According to R.L. Polk & Co, Americans scrapped more used vehicles in the past year than they bought new replacements for. That may have hurt dealers then, but it could signal a slight increase in car sales in the near future.
Based upon new vehicle registrations, only 13.6 million vehicles were registered in the 15-month time span between July 1, 2008 and September 30, 2009, while more than 14.8 million vehicles were scrapped in the same period. Although it’s easy to suggest “Cash for Clunkers” as the reason for the uptick in scrapped vehicles, the program required consumers to purchase a new vehicle for each car scrapped. The disparity between discarded vehicles and new registrations stems from consumers getting rid of an older vehicle and not purchasing a replacement.

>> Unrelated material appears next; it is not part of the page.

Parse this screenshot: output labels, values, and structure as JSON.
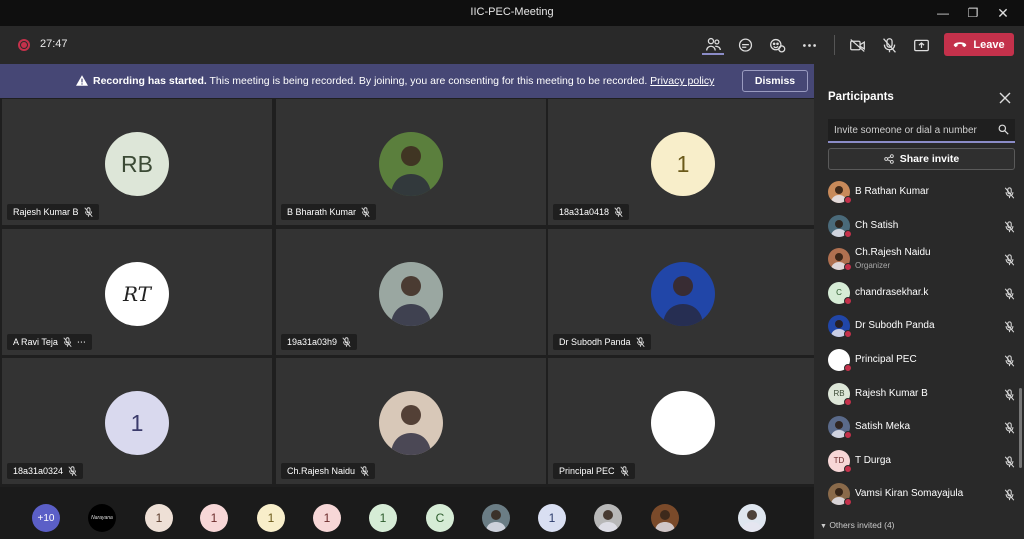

Polk claims this reflects a trend of consumers holding onto vehicles for a longer period of time. According to the group, the average age of all light vehicles currently on the road is 10.2 years, and the average length of vehicular ownership is 50 months, up from 45 months in 2009.
Once a vehicle is scrapped, customers will likely need to seek a replacement — and for that reason, many in the industry view scrappage rates as a precursor to future vehicle demand. Expect to see new and used vehicle sales increase slightly over the next few months, but don’t expect ownership habits to change. Polk predicts consumers will continue to hang onto vehicles for increasingly lengthy periods of time, creating “significant opportunities” for automotive service operations.
Source: R.L. Polk & Co.